Start of Block

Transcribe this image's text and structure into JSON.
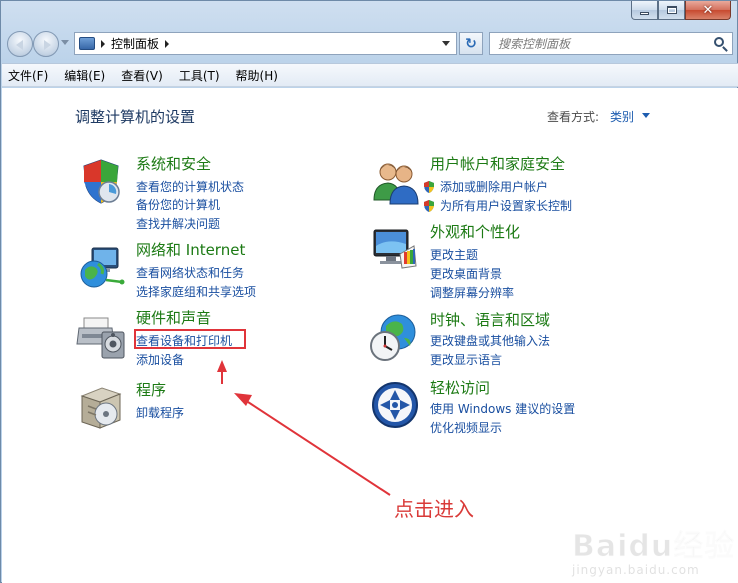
{
  "window": {
    "caption_buttons": [
      "minimize-icon",
      "maximize-icon",
      "close-icon"
    ],
    "close_glyph": "✕"
  },
  "address_bar": {
    "breadcrumb": "控制面板",
    "refresh_glyph": "↻"
  },
  "search": {
    "placeholder": "搜索控制面板"
  },
  "menu": [
    "文件(F)",
    "编辑(E)",
    "查看(V)",
    "工具(T)",
    "帮助(H)"
  ],
  "page": {
    "title": "调整计算机的设置",
    "view_label": "查看方式:",
    "view_value": "类别"
  },
  "categories": [
    {
      "title": "系统和安全",
      "links": [
        "查看您的计算机状态",
        "备份您的计算机",
        "查找并解决问题"
      ],
      "icon": "shield-icon"
    },
    {
      "title": "网络和 Internet",
      "links": [
        "查看网络状态和任务",
        "选择家庭组和共享选项"
      ],
      "icon": "network-globe-icon"
    },
    {
      "title": "硬件和声音",
      "links": [
        "查看设备和打印机",
        "添加设备"
      ],
      "icon": "printer-icon"
    },
    {
      "title": "程序",
      "links": [
        "卸载程序"
      ],
      "icon": "programs-box-icon"
    },
    {
      "title": "用户帐户和家庭安全",
      "links": [
        "添加或删除用户帐户",
        "为所有用户设置家长控制"
      ],
      "icon": "users-icon"
    },
    {
      "title": "外观和个性化",
      "links": [
        "更改主题",
        "更改桌面背景",
        "调整屏幕分辨率"
      ],
      "icon": "monitor-paint-icon"
    },
    {
      "title": "时钟、语言和区域",
      "links": [
        "更改键盘或其他输入法",
        "更改显示语言"
      ],
      "icon": "clock-globe-icon"
    },
    {
      "title": "轻松访问",
      "links": [
        "使用 Windows 建议的设置",
        "优化视频显示"
      ],
      "icon": "ease-of-access-icon"
    }
  ],
  "annotation": {
    "text": "点击进入",
    "color": "#d93a38"
  },
  "watermark": {
    "brand": "Baidu经验",
    "url": "jingyan.baidu.com"
  },
  "colors": {
    "link": "#1a4fa0",
    "category_title": "#1c7a14",
    "title": "#1e3a63",
    "highlight": "#e0343a"
  }
}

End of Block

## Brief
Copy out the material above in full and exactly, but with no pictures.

## Answer area
Transcribe this image's text and structure into JSON.
{
  "window": {
    "caption_buttons": [
      "minimize-icon",
      "maximize-icon",
      "close-icon"
    ],
    "close_glyph": "✕"
  },
  "address_bar": {
    "breadcrumb": "控制面板",
    "refresh_glyph": "↻"
  },
  "search": {
    "placeholder": "搜索控制面板"
  },
  "menu": [
    "文件(F)",
    "编辑(E)",
    "查看(V)",
    "工具(T)",
    "帮助(H)"
  ],
  "page": {
    "title": "调整计算机的设置",
    "view_label": "查看方式:",
    "view_value": "类别"
  },
  "categories": [
    {
      "title": "系统和安全",
      "links": [
        "查看您的计算机状态",
        "备份您的计算机",
        "查找并解决问题"
      ],
      "icon": "shield-icon"
    },
    {
      "title": "网络和 Internet",
      "links": [
        "查看网络状态和任务",
        "选择家庭组和共享选项"
      ],
      "icon": "network-globe-icon"
    },
    {
      "title": "硬件和声音",
      "links": [
        "查看设备和打印机",
        "添加设备"
      ],
      "icon": "printer-icon"
    },
    {
      "title": "程序",
      "links": [
        "卸载程序"
      ],
      "icon": "programs-box-icon"
    },
    {
      "title": "用户帐户和家庭安全",
      "links": [
        "添加或删除用户帐户",
        "为所有用户设置家长控制"
      ],
      "icon": "users-icon"
    },
    {
      "title": "外观和个性化",
      "links": [
        "更改主题",
        "更改桌面背景",
        "调整屏幕分辨率"
      ],
      "icon": "monitor-paint-icon"
    },
    {
      "title": "时钟、语言和区域",
      "links": [
        "更改键盘或其他输入法",
        "更改显示语言"
      ],
      "icon": "clock-globe-icon"
    },
    {
      "title": "轻松访问",
      "links": [
        "使用 Windows 建议的设置",
        "优化视频显示"
      ],
      "icon": "ease-of-access-icon"
    }
  ],
  "annotation": {
    "text": "点击进入",
    "color": "#d93a38"
  },
  "watermark": {
    "brand": "Baidu经验",
    "url": "jingyan.baidu.com"
  },
  "colors": {
    "link": "#1a4fa0",
    "category_title": "#1c7a14",
    "title": "#1e3a63",
    "highlight": "#e0343a"
  }
}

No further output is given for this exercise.